Estimates indicate significant labor cost savings through automation and robotics, averaging around 16% in industrialized nations. While this trend is advantageous for overall productivity, it raises concerns about job displacement. Data from 2010 to 2016 shows a 10 to 20% increase in manufacturing output but only a 2 to 5% increase in jobs, indicating the disconnect between production growth and job creation.
The Challenges and Future of Manufacturing Jobs
The slow growth in industry jobs poses challenges for employment patterns and the workforce at large. Economist Larry Summers warns of potential long-term consequences, with a quarter of middle-aged men out of work if current trends persist. This realization underscores the political and social implications evident in recent electoral outcomes.
Adapting Education and Preparing for the Future
As manufacturing jobs decline, the focus on education needs to shift.
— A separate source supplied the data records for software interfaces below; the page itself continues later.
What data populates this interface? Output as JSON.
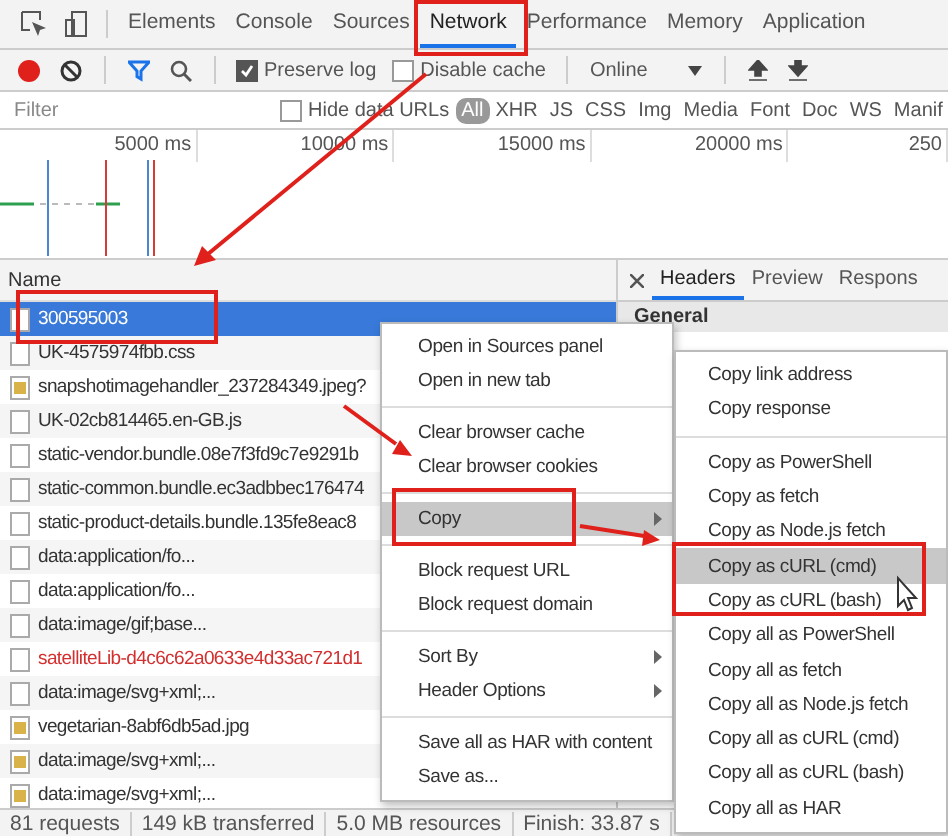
{
  "tabs": [
    {
      "label": "Elements",
      "selected": false
    },
    {
      "label": "Console",
      "selected": false
    },
    {
      "label": "Sources",
      "selected": false
    },
    {
      "label": "Network",
      "selected": true
    },
    {
      "label": "Performance",
      "selected": false
    },
    {
      "label": "Memory",
      "selected": false
    },
    {
      "label": "Application",
      "selected": false
    }
  ],
  "toolbar": {
    "preserve_log": {
      "label": "Preserve log",
      "checked": true
    },
    "disable_cache": {
      "label": "Disable cache",
      "checked": false
    },
    "throttling": "Online"
  },
  "filter": {
    "placeholder": "Filter",
    "hide_data_urls": {
      "label": "Hide data URLs",
      "checked": false
    },
    "types": [
      {
        "label": "All",
        "selected": true
      },
      {
        "label": "XHR",
        "selected": false
      },
      {
        "label": "JS",
        "selected": false
      },
      {
        "label": "CSS",
        "selected": false
      },
      {
        "label": "Img",
        "selected": false
      },
      {
        "label": "Media",
        "selected": false
      },
      {
        "label": "Font",
        "selected": false
      },
      {
        "label": "Doc",
        "selected": false
      },
      {
        "label": "WS",
        "selected": false
      },
      {
        "label": "Manif",
        "selected": false
      }
    ]
  },
  "overview": {
    "ticks": [
      "5000 ms",
      "10000 ms",
      "15000 ms",
      "20000 ms",
      "250"
    ]
  },
  "requests": {
    "column": "Name",
    "rows": [
      {
        "name": "300595003",
        "kind": "file",
        "selected": true,
        "failed": false
      },
      {
        "name": "UK-4575974fbb.css",
        "kind": "file",
        "selected": false,
        "failed": false
      },
      {
        "name": "snapshotimagehandler_237284349.jpeg?",
        "kind": "image",
        "selected": false,
        "failed": false
      },
      {
        "name": "UK-02cb814465.en-GB.js",
        "kind": "file",
        "selected": false,
        "failed": false
      },
      {
        "name": "static-vendor.bundle.08e7f3fd9c7e9291b",
        "kind": "file",
        "selected": false,
        "failed": false
      },
      {
        "name": "static-common.bundle.ec3adbbec176474",
        "kind": "file",
        "selected": false,
        "failed": false
      },
      {
        "name": "static-product-details.bundle.135fe8eac8",
        "kind": "file",
        "selected": false,
        "failed": false
      },
      {
        "name": "data:application/fo...",
        "kind": "file",
        "selected": false,
        "failed": false
      },
      {
        "name": "data:application/fo...",
        "kind": "file",
        "selected": false,
        "failed": false
      },
      {
        "name": "data:image/gif;base...",
        "kind": "file",
        "selected": false,
        "failed": false
      },
      {
        "name": "satelliteLib-d4c6c62a0633e4d33ac721d1",
        "kind": "file",
        "selected": false,
        "failed": true
      },
      {
        "name": "data:image/svg+xml;...",
        "kind": "file",
        "selected": false,
        "failed": false
      },
      {
        "name": "vegetarian-8abf6db5ad.jpg",
        "kind": "image",
        "selected": false,
        "failed": false
      },
      {
        "name": "data:image/svg+xml;...",
        "kind": "image",
        "selected": false,
        "failed": false
      },
      {
        "name": "data:image/svg+xml;...",
        "kind": "image",
        "selected": false,
        "failed": false
      }
    ]
  },
  "details": {
    "tabs": [
      {
        "label": "Headers",
        "selected": true
      },
      {
        "label": "Preview",
        "selected": false
      },
      {
        "label": "Respons",
        "selected": false
      }
    ],
    "section": "General"
  },
  "status_bar": [
    "81 requests",
    "149 kB transferred",
    "5.0 MB resources",
    "Finish: 33.87 s"
  ],
  "context_menu": {
    "groups": [
      [
        {
          "label": "Open in Sources panel",
          "highlighted": false,
          "submenu": false
        },
        {
          "label": "Open in new tab",
          "highlighted": false,
          "submenu": false
        }
      ],
      [
        {
          "label": "Clear browser cache",
          "highlighted": false,
          "submenu": false
        },
        {
          "label": "Clear browser cookies",
          "highlighted": false,
          "submenu": false
        }
      ],
      [
        {
          "label": "Copy",
          "highlighted": true,
          "submenu": true
        }
      ],
      [
        {
          "label": "Block request URL",
          "highlighted": false,
          "submenu": false
        },
        {
          "label": "Block request domain",
          "highlighted": false,
          "submenu": false
        }
      ],
      [
        {
          "label": "Sort By",
          "highlighted": false,
          "submenu": true
        },
        {
          "label": "Header Options",
          "highlighted": false,
          "submenu": true
        }
      ],
      [
        {
          "label": "Save all as HAR with content",
          "highlighted": false,
          "submenu": false
        },
        {
          "label": "Save as...",
          "highlighted": false,
          "submenu": false
        }
      ]
    ]
  },
  "copy_submenu": {
    "groups": [
      [
        {
          "label": "Copy link address",
          "highlighted": false
        },
        {
          "label": "Copy response",
          "highlighted": false
        }
      ],
      [
        {
          "label": "Copy as PowerShell",
          "highlighted": false
        },
        {
          "label": "Copy as fetch",
          "highlighted": false
        },
        {
          "label": "Copy as Node.js fetch",
          "highlighted": false
        },
        {
          "label": "Copy as cURL (cmd)",
          "highlighted": true
        },
        {
          "label": "Copy as cURL (bash)",
          "highlighted": false
        },
        {
          "label": "Copy all as PowerShell",
          "highlighted": false
        },
        {
          "label": "Copy all as fetch",
          "highlighted": false
        },
        {
          "label": "Copy all as Node.js fetch",
          "highlighted": false
        },
        {
          "label": "Copy all as cURL (cmd)",
          "highlighted": false
        },
        {
          "label": "Copy all as cURL (bash)",
          "highlighted": false
        },
        {
          "label": "Copy all as HAR",
          "highlighted": false
        }
      ]
    ]
  }
}
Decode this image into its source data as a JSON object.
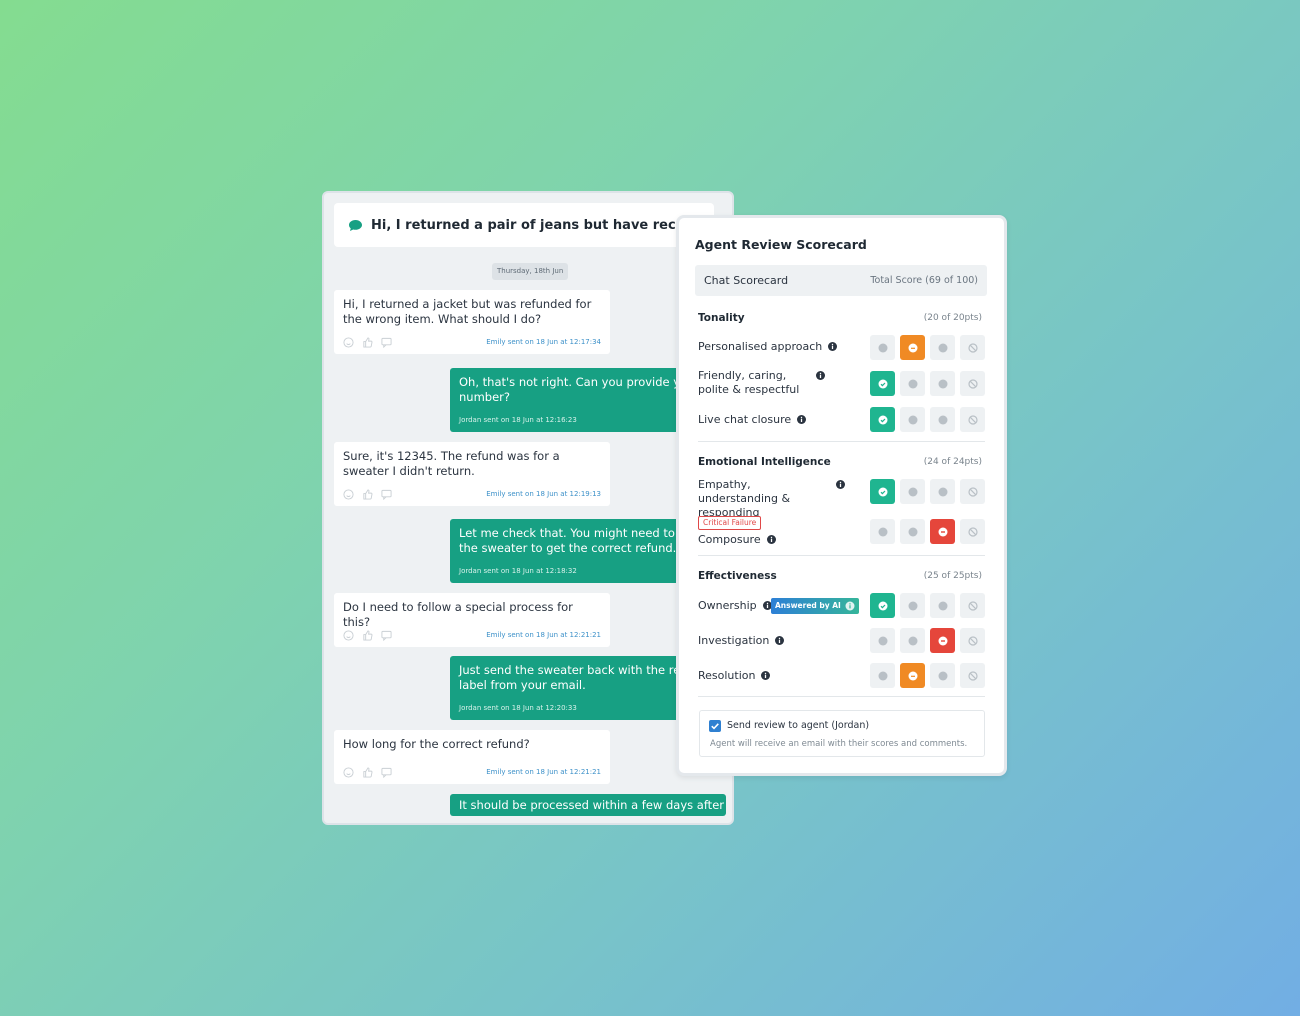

Future job projections from the U.S. Bureau of Labor Statistics emphasize the importance of training in science, technology, engineering, and math (STEM) fields. Schools must adapt their curricula to meet the growing demand for workers with STEM skills, ensuring a workforce prepared for the evolving job landscape.
Policy Challenges and the Road Ahead
Industry faces substantial policy challenges. Infrastructure investment, tax policy reform, and global market expansion are imperative. As the world navigates inflection points in these areas, threats to globalization and free trade abound. Particularly, small firms are vulnerable, struggling to adopt advanced manufacturing technologies due to high upfront costs.
Competitiveness Amidst Challenges: The Need for Technological Investment
Maintaining competitiveness in the face of domestic and global challenges is a pressing issue. Companies must invest in technology, embrace data analytics, and adopt emerging tools such as 3-D printing and smart appliances. These strategic moves will enable firms to compete effectively in the evolving manufacturing landscape, leaving behind those who fail to adapt.
Conclusion: Navigating the Future of Manufacturing Technology
In conclusion, the evolution of industry technology is reshaping the industry. Automation, robotics, and advanced manufacturing are pivotal in the sector’s resurgence, driving increased productivity. However, challenges persist, necessitating a proactive approach through technological investment, policy reforms, and educational adaptation. The future of manufacturing hinges on the ability to embrace innovation while addressing the socio-economic implications of these advancements.